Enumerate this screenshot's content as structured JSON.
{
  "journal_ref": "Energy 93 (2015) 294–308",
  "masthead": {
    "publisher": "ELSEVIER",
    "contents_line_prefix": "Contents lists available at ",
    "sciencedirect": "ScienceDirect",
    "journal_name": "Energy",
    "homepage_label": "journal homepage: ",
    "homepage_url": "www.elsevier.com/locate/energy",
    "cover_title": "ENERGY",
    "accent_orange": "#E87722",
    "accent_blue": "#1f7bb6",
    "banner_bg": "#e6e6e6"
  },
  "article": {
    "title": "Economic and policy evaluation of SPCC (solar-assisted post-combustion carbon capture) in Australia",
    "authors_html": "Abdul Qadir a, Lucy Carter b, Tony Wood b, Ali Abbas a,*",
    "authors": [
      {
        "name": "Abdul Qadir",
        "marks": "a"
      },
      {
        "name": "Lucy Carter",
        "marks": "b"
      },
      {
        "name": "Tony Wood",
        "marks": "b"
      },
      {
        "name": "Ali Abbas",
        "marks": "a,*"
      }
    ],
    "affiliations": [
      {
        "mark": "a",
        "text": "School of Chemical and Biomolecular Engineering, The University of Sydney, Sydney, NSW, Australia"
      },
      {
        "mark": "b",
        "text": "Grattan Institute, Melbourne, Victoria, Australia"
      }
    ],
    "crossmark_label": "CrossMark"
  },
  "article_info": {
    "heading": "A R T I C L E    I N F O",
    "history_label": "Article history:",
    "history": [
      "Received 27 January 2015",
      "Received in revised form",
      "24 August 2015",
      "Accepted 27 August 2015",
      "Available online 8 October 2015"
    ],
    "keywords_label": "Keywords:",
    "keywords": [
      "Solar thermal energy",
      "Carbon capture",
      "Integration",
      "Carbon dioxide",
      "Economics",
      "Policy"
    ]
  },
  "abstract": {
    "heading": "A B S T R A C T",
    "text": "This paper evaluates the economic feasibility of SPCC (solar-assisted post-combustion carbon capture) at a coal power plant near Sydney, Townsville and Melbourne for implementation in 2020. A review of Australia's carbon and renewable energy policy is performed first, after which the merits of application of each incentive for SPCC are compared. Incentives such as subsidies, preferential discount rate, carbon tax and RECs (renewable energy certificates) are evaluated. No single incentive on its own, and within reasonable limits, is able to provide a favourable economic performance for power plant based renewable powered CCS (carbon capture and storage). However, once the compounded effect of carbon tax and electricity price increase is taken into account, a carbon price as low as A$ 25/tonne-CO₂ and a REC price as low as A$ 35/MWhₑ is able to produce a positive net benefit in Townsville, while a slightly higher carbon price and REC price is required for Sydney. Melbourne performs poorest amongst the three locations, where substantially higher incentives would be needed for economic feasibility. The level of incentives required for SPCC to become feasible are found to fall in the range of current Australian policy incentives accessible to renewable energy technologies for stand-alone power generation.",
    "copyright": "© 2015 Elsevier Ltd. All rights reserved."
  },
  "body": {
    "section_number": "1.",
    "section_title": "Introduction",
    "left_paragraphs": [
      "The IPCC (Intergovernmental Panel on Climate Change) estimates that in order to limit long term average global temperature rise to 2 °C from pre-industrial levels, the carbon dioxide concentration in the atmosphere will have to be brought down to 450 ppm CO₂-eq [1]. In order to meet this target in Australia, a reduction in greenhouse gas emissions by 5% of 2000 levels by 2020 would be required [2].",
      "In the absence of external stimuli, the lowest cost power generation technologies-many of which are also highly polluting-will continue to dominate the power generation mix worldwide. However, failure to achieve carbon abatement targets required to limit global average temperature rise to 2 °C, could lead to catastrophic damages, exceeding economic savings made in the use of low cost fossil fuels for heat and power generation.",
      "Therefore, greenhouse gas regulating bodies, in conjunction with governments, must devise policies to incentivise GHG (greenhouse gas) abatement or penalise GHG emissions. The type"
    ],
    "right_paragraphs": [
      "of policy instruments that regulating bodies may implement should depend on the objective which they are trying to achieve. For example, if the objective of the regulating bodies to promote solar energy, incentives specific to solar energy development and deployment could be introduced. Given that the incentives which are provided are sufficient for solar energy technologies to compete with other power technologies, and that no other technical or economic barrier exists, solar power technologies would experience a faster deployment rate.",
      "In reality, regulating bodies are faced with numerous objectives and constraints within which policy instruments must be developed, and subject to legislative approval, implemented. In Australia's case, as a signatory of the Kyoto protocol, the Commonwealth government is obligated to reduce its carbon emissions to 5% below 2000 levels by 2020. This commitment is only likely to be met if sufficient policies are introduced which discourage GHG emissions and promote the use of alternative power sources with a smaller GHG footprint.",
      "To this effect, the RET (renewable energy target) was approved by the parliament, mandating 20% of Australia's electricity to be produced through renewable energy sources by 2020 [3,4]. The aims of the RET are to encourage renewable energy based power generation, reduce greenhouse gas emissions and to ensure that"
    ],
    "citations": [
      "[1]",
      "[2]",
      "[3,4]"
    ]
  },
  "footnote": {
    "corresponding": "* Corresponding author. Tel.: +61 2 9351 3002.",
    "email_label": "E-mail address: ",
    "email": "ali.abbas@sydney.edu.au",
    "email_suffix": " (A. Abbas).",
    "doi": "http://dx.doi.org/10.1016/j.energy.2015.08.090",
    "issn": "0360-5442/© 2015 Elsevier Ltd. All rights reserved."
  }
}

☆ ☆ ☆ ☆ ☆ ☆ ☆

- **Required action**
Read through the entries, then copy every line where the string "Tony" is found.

- **Reply to the task**
    "authors_html": "Abdul Qadir a, Lucy Carter b, Tony Wood b, Ali Abbas a,*",
        "name": "Tony Wood",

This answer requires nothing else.